## About this exercise
Each record below needs to be written out exactly as it appears.

Stored items from a collection:

^^^^^^^^

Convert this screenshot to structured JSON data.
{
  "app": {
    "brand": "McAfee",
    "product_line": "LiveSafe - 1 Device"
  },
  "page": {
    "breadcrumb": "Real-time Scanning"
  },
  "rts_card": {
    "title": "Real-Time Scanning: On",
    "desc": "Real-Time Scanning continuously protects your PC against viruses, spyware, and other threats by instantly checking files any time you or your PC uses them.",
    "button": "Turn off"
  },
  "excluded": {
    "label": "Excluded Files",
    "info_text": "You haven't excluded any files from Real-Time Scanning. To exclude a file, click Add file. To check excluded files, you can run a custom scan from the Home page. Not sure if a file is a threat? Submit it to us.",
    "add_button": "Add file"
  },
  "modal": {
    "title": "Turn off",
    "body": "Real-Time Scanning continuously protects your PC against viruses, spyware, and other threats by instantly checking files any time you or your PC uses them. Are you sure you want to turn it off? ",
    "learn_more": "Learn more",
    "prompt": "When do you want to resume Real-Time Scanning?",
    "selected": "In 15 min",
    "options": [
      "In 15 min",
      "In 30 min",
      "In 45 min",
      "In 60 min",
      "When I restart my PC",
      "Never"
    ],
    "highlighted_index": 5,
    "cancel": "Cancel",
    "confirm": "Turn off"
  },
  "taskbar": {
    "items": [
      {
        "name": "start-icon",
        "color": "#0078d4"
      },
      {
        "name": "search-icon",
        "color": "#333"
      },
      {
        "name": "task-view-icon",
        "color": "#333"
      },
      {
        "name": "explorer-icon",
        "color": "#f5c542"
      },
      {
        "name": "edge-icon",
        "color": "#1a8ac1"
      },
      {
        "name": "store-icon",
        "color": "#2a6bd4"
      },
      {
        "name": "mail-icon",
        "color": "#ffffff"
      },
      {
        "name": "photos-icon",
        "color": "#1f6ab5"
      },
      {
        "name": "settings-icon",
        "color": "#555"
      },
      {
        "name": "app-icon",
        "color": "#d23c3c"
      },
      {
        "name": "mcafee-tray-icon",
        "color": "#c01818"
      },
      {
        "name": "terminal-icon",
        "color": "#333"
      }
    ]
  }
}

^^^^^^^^

## Written response
Convert this screenshot to structured JSON data.
{
  "app": {
    "brand": "McAfee",
    "product_line": "LiveSafe - 1 Device"
  },
  "page": {
    "breadcrumb": "Real-time Scanning"
  },
  "rts_card": {
    "title": "Real-Time Scanning: On",
    "desc": "Real-Time Scanning continuously protects your PC against viruses, spyware, and other threats by instantly checking files any time you or your PC uses them.",
    "button": "Turn off"
  },
  "excluded": {
    "label": "Excluded Files",
    "info_text": "You haven't excluded any files from Real-Time Scanning. To exclude a file, click Add file. To check excluded files, you can run a custom scan from the Home page. Not sure if a file is a threat? Submit it to us.",
    "add_button": "Add file"
  },
  "modal": {
    "title": "Turn off",
    "body": "Real-Time Scanning continuously protects your PC against viruses, spyware, and other threats by instantly checking files any time you or your PC uses them. Are you sure you want to turn it off? ",
    "learn_more": "Learn more",
    "prompt": "When do you want to resume Real-Time Scanning?",
    "selected": "In 15 min",
    "options": [
      "In 15 min",
      "In 30 min",
      "In 45 min",
      "In 60 min",
      "When I restart my PC",
      "Never"
    ],
    "highlighted_index": 5,
    "cancel": "Cancel",
    "confirm": "Turn off"
  },
  "taskbar": {
    "items": [
      {
        "name": "start-icon",
        "color": "#0078d4"
      },
      {
        "name": "search-icon",
        "color": "#333"
      },
      {
        "name": "task-view-icon",
        "color": "#333"
      },
      {
        "name": "explorer-icon",
        "color": "#f5c542"
      },
      {
        "name": "edge-icon",
        "color": "#1a8ac1"
      },
      {
        "name": "store-icon",
        "color": "#2a6bd4"
      },
      {
        "name": "mail-icon",
        "color": "#ffffff"
      },
      {
        "name": "photos-icon",
        "color": "#1f6ab5"
      },
      {
        "name": "settings-icon",
        "color": "#555"
      },
      {
        "name": "app-icon",
        "color": "#d23c3c"
      },
      {
        "name": "mcafee-tray-icon",
        "color": "#c01818"
      },
      {
        "name": "terminal-icon",
        "color": "#333"
      }
    ]
  }
}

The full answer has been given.